Ford Distributor Stuck

Hi All,

I’m working on a 351 Cleaveland engine by Ford, and cannot move the distributor. I don’t need to remove it, just twist it to adjust the timing. I’ve loosened the bolt and used lubricant, as well as some force, but to no avail. Any help would be appreciated. Thanks.

My first thought for anything that is stuck is to use heat and work it slowly. If you are going to use a spray, I recommend “Blaster PB Penetrating oil” (PB Blaster). Chisel and Hammer are the last resort but may be necessary.

Here are some ideas from around the web.

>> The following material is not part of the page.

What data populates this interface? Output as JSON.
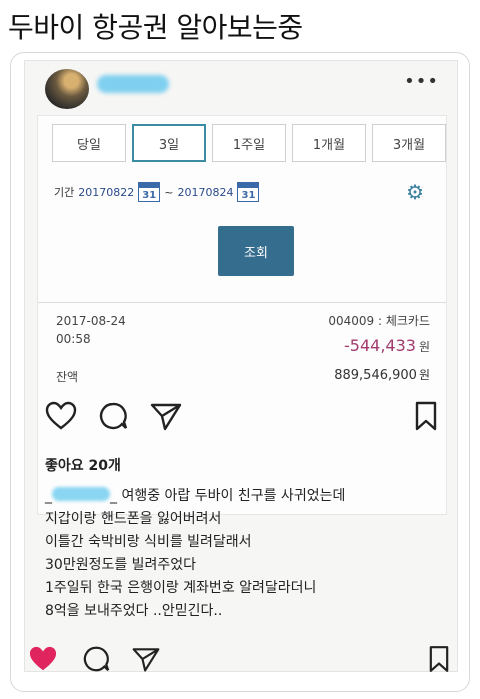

  • WD-40 is a solvent and it won’t hurt to try it. Just keep soaking it and the rubber hammer on the vac advance is probably better than trying to turn the housing with something.
  • Try pulling it up and out. First mark where the rotor is aimed. When you get the dizzy up and out,then clean the base, and reinstall with rotor ending up in the original position it was in before you yanked it.
  • In one shop I worked, 390 Fords were famous for stuck distributors. One mechanic would get the engine hot, give the base of the distributor a blast from a CO2 fire extinguisher, I was awed, it worked. He did shoot the extinguisher under a towel so there was no mess. No good on a non-running engine though…

Source: Bob

Build a dam around it with putty and fill it with vinegar. The vinegar is acidic and dissolves the corroded aluminum. If it doesn’t work after you’ve tried the solvent, brake fluid, brake clean, etc then its hammer and chisel time although I did get one out with a slide hammer and steel strap around the housing.